If we come late and miss most of the Divine Liturgy, but we are here on time for Holy Communion, we’ve turned the Church into a drive-through spiritual McDonalds. If mainly come for Sunday School, we’ve limited the Church to just that--a school. If we mainly come for Greek School, Greek dancing, Festival of Nations and the Greek Festival, we’ve limited the Church to an ethnic club. If we mainly come for fellowship hour or other community gatherings, we’ve limited the Church to a social club. If we mainly come to do Loaves and Fishes or FOCUS, then we’ve limited the Church to a social service agency. If we mainly come do discuss the financials at parish assemblies, then we’ve limited the Church to a business. Sunday School, Greek School, Greek Festival, fellowship, missions and benevolence, are not bad evil things. However, like our good human desires that get distorted to become passions that lead us away from Christ, the same can happen with good ministries and programs of the parish community.

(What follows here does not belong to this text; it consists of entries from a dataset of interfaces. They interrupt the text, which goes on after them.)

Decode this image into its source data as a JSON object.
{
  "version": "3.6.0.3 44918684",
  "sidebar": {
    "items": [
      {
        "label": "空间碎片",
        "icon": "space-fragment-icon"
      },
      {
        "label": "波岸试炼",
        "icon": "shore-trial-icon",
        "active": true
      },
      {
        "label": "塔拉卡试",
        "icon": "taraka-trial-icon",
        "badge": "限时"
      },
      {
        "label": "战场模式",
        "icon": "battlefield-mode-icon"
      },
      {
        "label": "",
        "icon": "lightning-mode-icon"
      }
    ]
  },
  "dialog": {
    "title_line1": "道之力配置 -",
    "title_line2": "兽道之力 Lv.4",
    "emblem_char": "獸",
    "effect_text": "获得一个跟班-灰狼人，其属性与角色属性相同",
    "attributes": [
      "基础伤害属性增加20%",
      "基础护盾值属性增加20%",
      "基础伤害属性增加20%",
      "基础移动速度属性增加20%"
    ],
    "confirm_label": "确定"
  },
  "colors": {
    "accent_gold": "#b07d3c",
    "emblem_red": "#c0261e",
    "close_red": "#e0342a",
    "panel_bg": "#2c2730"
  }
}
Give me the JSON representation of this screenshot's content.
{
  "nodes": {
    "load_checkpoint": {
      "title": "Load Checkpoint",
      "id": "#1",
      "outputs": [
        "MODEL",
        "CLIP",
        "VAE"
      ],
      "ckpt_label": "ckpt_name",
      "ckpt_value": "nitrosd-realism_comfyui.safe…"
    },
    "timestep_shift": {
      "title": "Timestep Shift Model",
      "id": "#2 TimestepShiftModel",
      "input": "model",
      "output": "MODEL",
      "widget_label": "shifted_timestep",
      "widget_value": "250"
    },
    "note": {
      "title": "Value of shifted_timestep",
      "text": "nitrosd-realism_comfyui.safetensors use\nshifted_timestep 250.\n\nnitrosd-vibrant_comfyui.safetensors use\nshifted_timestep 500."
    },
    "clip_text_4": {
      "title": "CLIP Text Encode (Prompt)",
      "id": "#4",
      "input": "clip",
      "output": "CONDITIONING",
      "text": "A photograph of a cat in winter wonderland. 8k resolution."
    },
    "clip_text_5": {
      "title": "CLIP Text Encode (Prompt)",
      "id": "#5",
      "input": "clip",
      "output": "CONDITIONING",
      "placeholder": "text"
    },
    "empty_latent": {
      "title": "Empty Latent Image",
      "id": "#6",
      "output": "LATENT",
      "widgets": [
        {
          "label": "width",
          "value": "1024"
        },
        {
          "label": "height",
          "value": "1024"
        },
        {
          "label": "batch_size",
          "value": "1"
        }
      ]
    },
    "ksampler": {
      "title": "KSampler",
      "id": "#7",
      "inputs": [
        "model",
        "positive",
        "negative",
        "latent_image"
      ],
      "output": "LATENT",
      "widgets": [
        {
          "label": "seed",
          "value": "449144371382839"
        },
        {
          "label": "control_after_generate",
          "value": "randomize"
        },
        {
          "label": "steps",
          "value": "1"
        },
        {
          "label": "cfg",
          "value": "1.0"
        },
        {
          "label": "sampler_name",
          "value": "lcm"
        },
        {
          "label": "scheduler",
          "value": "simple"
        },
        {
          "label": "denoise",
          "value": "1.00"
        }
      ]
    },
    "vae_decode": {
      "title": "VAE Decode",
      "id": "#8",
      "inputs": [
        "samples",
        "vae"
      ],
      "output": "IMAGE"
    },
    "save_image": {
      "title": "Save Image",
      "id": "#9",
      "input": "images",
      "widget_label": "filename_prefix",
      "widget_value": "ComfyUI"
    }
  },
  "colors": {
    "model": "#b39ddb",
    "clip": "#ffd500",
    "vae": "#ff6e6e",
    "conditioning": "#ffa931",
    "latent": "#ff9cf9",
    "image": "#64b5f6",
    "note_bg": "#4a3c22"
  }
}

The Church itself, as the Body of Christ, is not limited. For Christ Himself said the gates of hell would not prevail against it (Mt.16:18). However, the role that the Church plays in our life, and our role in the life of the Church, can be limited by us if we are not careful. In addition, if the number of parishioners who impose these limits reaches a critical mass, then the local parish will begin to contract its presence in everyone’s life, because it will not have the support necessary to bring healing. The ministries that are near and dear to us will also be put at risk too because everything starts right here at the Holy Altar, the Iero, and radiates outward from here. Diminishing God’s Holy Altar leads to self-destruction of the parish church. This is the warning given by the Prophet Zephanias, whom we commemorate today (Dec.3rd). “What do you want Me to do for you?”
After the blind man was healed by Christ, he began to follow Christ, glorifying God. And all the people who witnessed the healing, when they saw it, gave praise to God (v.43). Receiving healing, giving healing, following Christ, glorifying and praising God—this is what our life should be all about. There is a reason and a rationale for the order of the Ten Commandments that God gave to the people of Israel through Moses. The first four form the foundation of the other six and the rest of the Law. 1) I am the Lord your God and you shall have no other gods before Me, 2) You shall not make any graven image (in other words, don’t worship man-made things), 3) You shall not take the name of the Lord your God in vain (in other words, keep God holy, sacred and special in your life), 4) Remember the Sabbath and keep it holy. The Sabbath for Christians is Sunday, ‘Kyriake’ - the Day of the Lord. Is it holy for us? How is it holy? If our relationship is with God is our first priority, then our relationships with our family, friends, neighbors and enemies will be healthy and whole. What do you want Me to do for you? Amen!